Now for something a bit lighter than what has been posted over the last few weeks.  An initial look at liberty, freedom and other synonymous terms and an alternative.

This is a very generalised post written in late 2005.

Liberty is for Libertarians and those classed as Classical Liberals. Personally I can’t separate the distinction between Libertarians and Classical Liberals.

To most Liberty is about freedom.  So it is to Libertarians.

Liberty is about the freedom of choice.

Libertarians, the followers of the ideal of Liberty place only one restriction on people: that is that you do not force others to do what you want and prevent them from living by their own choices.

The major dilemma with Libertarians is that given the choice, they do not have to have concern for the social well-being of the rest of society.

Utility is the effective happiness and security of a group. In short, Utility is concerned with society’s welfare.

The major dilemma with utility is that what maximises utility under one set of circumstances may not under another. Utility is very context specific or judged on a case-by-case basis.

Utilitarians are willing to restrict the liberty of some to interfere with their choices, if doing so will promote greater benefit and general welfare of society than not doing so. This is something Libertarians cannot tolerate. As long as you are not interfering with other people’s choices, then no person, group, or government should disturb you in living the life you choose; not even if doing so would maximize happiness and security for the majority of society.
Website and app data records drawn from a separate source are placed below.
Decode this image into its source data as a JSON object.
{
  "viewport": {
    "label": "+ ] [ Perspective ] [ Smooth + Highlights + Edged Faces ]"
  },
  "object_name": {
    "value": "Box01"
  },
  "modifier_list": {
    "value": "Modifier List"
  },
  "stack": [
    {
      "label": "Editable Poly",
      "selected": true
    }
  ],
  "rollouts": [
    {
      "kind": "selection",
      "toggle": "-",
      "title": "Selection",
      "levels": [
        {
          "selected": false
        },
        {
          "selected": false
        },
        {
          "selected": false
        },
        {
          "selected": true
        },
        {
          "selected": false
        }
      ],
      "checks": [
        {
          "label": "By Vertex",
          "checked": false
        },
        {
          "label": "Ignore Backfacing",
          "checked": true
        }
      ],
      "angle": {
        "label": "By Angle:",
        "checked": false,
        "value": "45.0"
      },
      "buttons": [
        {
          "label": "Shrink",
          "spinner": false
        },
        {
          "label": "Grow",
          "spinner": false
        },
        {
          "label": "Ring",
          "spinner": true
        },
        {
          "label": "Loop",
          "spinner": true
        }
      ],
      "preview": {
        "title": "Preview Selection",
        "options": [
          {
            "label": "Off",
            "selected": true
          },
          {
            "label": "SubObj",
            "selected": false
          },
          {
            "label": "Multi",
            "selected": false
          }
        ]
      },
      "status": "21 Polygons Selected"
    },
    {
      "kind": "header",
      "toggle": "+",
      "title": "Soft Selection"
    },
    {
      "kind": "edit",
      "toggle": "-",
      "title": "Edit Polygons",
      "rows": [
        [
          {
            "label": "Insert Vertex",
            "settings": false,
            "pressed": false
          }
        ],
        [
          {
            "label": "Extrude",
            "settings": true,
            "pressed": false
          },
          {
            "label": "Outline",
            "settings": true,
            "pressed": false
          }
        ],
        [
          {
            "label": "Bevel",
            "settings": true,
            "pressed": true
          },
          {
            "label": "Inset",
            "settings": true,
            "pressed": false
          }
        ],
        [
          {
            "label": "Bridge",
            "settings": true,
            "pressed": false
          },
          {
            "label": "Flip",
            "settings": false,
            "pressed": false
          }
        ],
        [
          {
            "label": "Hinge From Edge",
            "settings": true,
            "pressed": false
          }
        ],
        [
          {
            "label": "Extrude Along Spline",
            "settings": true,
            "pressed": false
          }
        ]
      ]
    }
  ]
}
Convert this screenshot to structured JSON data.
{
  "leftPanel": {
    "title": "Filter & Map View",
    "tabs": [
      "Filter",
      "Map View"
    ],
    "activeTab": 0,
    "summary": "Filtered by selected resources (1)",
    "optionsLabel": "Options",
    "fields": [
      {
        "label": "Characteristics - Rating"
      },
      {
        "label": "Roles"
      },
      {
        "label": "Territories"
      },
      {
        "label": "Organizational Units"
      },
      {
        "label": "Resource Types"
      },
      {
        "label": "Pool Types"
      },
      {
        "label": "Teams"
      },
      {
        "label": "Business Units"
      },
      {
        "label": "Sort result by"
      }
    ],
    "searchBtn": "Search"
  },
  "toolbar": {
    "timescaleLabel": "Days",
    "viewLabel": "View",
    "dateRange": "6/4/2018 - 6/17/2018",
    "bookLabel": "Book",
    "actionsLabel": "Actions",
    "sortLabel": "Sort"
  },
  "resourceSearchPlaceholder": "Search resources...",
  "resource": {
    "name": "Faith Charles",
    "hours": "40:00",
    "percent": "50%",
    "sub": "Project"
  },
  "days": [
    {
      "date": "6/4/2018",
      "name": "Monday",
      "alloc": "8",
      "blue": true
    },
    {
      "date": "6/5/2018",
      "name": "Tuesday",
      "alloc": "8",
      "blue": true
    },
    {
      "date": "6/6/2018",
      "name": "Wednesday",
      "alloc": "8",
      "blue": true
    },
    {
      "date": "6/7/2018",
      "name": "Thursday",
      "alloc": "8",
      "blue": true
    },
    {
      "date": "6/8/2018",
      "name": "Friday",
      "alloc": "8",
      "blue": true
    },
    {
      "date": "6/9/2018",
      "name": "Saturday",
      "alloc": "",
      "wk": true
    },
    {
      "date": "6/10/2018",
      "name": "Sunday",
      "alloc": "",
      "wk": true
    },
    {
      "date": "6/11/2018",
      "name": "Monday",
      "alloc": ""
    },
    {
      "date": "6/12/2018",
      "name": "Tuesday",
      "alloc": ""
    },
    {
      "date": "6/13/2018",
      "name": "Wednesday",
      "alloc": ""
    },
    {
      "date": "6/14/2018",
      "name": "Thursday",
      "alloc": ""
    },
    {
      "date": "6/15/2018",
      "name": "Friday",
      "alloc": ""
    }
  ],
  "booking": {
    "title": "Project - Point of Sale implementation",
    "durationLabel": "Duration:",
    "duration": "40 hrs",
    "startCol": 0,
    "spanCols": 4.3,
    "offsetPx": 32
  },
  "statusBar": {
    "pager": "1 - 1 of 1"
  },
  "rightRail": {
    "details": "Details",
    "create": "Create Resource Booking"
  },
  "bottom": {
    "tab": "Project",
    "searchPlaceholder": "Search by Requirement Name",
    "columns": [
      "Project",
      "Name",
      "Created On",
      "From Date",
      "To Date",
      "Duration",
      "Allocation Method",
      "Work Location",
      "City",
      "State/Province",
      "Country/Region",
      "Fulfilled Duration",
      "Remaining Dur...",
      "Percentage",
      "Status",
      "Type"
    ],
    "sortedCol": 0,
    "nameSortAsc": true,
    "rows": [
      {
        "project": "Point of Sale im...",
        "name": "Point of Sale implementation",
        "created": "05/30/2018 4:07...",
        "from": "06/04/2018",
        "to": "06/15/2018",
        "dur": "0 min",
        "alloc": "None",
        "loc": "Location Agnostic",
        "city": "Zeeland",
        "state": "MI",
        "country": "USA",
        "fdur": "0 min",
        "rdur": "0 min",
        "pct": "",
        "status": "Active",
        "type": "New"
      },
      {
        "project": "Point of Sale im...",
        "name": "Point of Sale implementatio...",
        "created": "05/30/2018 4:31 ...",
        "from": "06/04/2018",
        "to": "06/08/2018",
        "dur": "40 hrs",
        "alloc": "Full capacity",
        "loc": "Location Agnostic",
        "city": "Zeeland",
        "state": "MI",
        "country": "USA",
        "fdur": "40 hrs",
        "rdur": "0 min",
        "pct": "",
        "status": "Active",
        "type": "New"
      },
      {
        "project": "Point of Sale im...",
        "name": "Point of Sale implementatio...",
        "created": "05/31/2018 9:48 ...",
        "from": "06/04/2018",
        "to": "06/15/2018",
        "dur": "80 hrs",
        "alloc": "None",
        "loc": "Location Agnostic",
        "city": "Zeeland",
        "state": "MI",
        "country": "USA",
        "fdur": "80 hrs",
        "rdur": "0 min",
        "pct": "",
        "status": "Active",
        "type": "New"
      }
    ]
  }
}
This is only the very basics of Libertarianism and Utilitarianism.

Liberty promotes choices. Utility promotes happiness. Which one do you prefer?